“Well given that horses aren’t people I’m going to have to go with the actual athletic woman who was given the Sportsperson award. I mean are you seriously asking who is a better person — a black woman or a horse? Is that really what you want to be saying here?”

23 Things You Learn fro Being Single on Christmas – Though Catalog

Being pampered by your parents who are super excited to see you again almost makes up for the fact that you are not getting pampered the other 358 days of the year.

12 Dec

Links for a Sunday Morning

The BEST Yoga Mat – Reviews.com

With over 50 hours of research on dozens of yoga mats, I focused on the properties and composition of the mat and how this applies to the various styles of yoga. I surveyed the masses, consulted with over 10 yoga professionals with years experience on mats, and personally put many mats through hours of testing.

Photographer overwhelmed by response to Lake Erie pictures – CBC

Sandford spent two or three days a week, sometimes putting in six-hour days, photographing the awesome natural power of Lake Erie during a four-week span in November. The end result is a breathtaking gallery of the lake’s power and might.

Yoga and Bone Density – another myth? – Foot Love Yoga

For postures connecting upper & lower body to the ground (think plank) force through the arms is greater for men than women because men’s center of mass is concentrated on the upper-body; conversely, force through the feet is greater for women than for men, because women’s center of mass is in the pelvis.

Toronto’s Best New Restaurants of 2015 – Globe and Mail

Picks for the year’s most original, most extraordinary restaurants. What they all have in common is that the people who run them took inspired risks and defied the usual ways of the restaurant business.

The tyranny of Fitbit goals can create artificial happiness – CBC (podcast)

Part of the allure of FitBits and other wearable devices is the way they can inspire and motivate you to go the extra mile. But when the extra mile becomes the twentieth or twenty-fifth mile, it may be time to sit and think about your fitness choices. 
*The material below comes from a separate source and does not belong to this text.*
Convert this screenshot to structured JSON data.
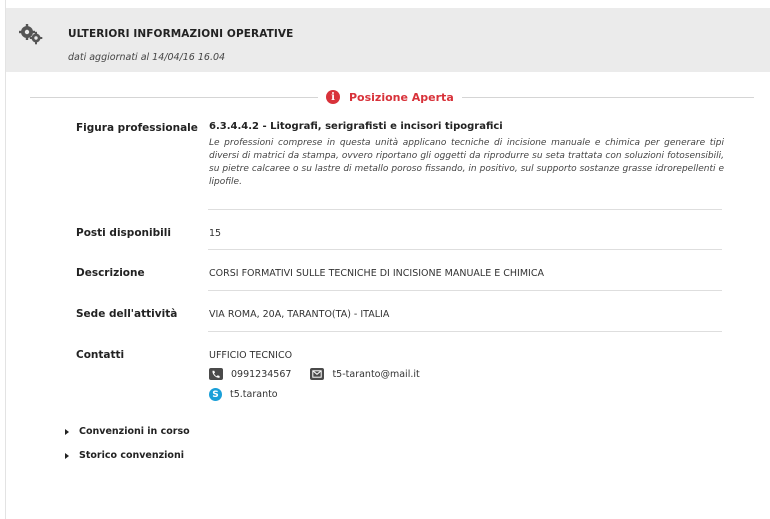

Finland To Bring In A Universal Basic Income – Forbes

From the right it gets rid of the thing we worry most about welfare . . . And from the left it actually increases workers’ bargaining power without, of course, needing those potentially self-interested unions standing in the middle.
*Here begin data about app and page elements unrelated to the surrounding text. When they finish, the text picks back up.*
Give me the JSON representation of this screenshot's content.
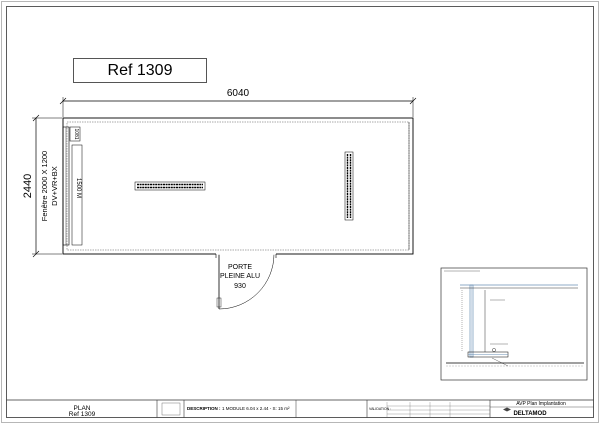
{
  "reference": "Ref 1309",
  "dimensions": {
    "length": "6040",
    "width": "2440",
    "window_side": "Fenêtre 2000 X 1200",
    "window_side_spec": "DV+VR+BX",
    "wall_label_top": "1081",
    "wall_label_side": "1500 M"
  },
  "door": {
    "line1": "PORTE",
    "line2": "PLEINE ALU",
    "width": "930"
  },
  "title_block": {
    "plan_title": "PLAN",
    "plan_ref": "Ref 1309",
    "description_label": "DESCRIPTION :",
    "description_value": "1 MODULE 6.04 x 2.44 - S: 15 m²",
    "validation_label": "VALIDATION :",
    "project_title": "AVP Plan Implantation",
    "company": "DELTAMOD"
  },
  "colors": {
    "line": "#000000",
    "border": "#555555",
    "detail_accent": "#6a8fb5"
  }
}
Stop saying ’sorry’ if you want to say thank you – Bright Side

We often apologise assuming that people will appreciate our politeness and good manners. But in most cases, the other party is much more pleased to hear words of gratitude from you rather than an apology.
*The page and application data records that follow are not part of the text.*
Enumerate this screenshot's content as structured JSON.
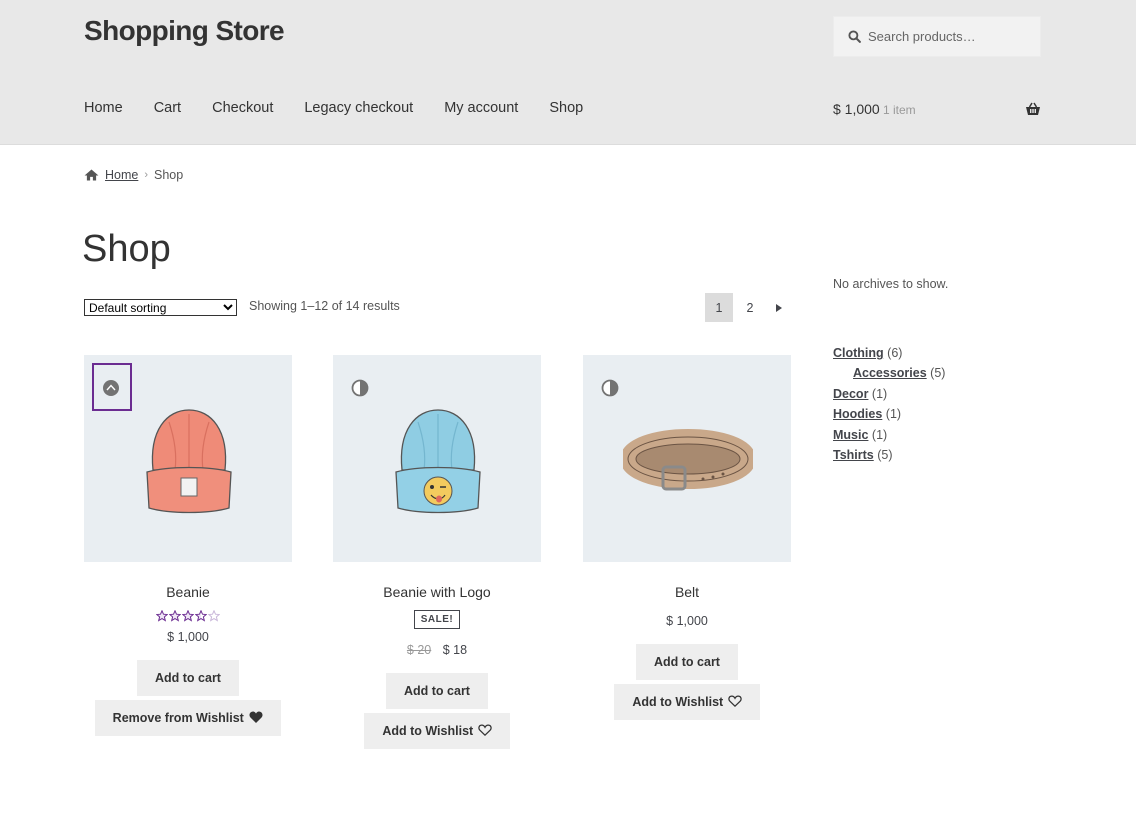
{
  "header": {
    "site_title": "Shopping Store",
    "search_placeholder": "Search products…",
    "nav": [
      "Home",
      "Cart",
      "Checkout",
      "Legacy checkout",
      "My account",
      "Shop"
    ],
    "cart_total": "$ 1,000",
    "cart_count": "1 item"
  },
  "breadcrumb": {
    "home": "Home",
    "current": "Shop"
  },
  "page": {
    "title": "Shop",
    "sorting_selected": "Default sorting",
    "result_count": "Showing 1–12 of 14 results",
    "pages": [
      "1",
      "2"
    ],
    "current_page": "1"
  },
  "products": [
    {
      "name": "Beanie",
      "rating": 3.5,
      "rating_max": 5,
      "price": "$ 1,000",
      "add_to_cart": "Add to cart",
      "wishlist": "Remove from Wishlist",
      "wishlist_icon": "heart-filled-icon"
    },
    {
      "name": "Beanie with Logo",
      "sale_badge": "SALE!",
      "old_price": "$ 20",
      "price": "$ 18",
      "add_to_cart": "Add to cart",
      "wishlist": "Add to Wishlist",
      "wishlist_icon": "heart-outline-icon"
    },
    {
      "name": "Belt",
      "price": "$ 1,000",
      "add_to_cart": "Add to cart",
      "wishlist": "Add to Wishlist",
      "wishlist_icon": "heart-outline-icon"
    }
  ],
  "sidebar": {
    "archives_empty": "No archives to show.",
    "categories": [
      {
        "name": "Clothing",
        "count": "(6)"
      },
      {
        "name": "Accessories",
        "count": "(5)",
        "sub": true
      },
      {
        "name": "Decor",
        "count": "(1)"
      },
      {
        "name": "Hoodies",
        "count": "(1)"
      },
      {
        "name": "Music",
        "count": "(1)"
      },
      {
        "name": "Tshirts",
        "count": "(5)"
      }
    ]
  },
  "colors": {
    "header_bg": "#e8e8e8",
    "product_bg": "#e9eef2",
    "button_bg": "#eeeeee",
    "star_color": "#6b2c91",
    "focus_outline": "#6b2c91"
  }
}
08 Dec

Yoga for Athletes: Tip 2 – Get in the Zone

Be a Better Athlete With Yoga - Zone


Part 2 of the Yoga for Athletes series focuses on focus.

Get in ‘The Zone’

“Get you head in the game!”


“Keep your eyes open! Pay attention!”

. . . hollow words shouted from the sidelines attempting to motivate you to stay focused and perform at your best. Easier said than done.

As an athlete you’ve had those moments when you just can’t focus and your head is out of the game. Your thoughts are drifting to pain in your body or stress in your life and not your performance.

But as an athlete you’ve also had those moments when you are so into the game that you’re one with it. The connection between your mind and body becomes so intertwined that you don’t know where thought ends and action starts. You’re not thinking THEN doing. Your mind is so absorbed, so hyper-aware that your body is doing exactly what you need to do. It’s magic.

This is what it takes to have success in your sport. This is what it takes to have peak performance.

But how do you get to the point where your mind and body to work in synchronicity? How do you get out of the distraction zone and into the performance zone?

Yoga is a great way to help you get there. The goal in yoga is to be completely aware of your body at any given moment of the practice. It’s about focus. It’s a moving meditation.

Everything from stress, to nervousness, to noises and visual distractions can take your head out of the game but yoga teaches you how to avoid them and turn your attention inside yourself. Consistent yoga gives you great practice in programming your mind to let go of distractions so you can stay in ‘The Zone’ in every game.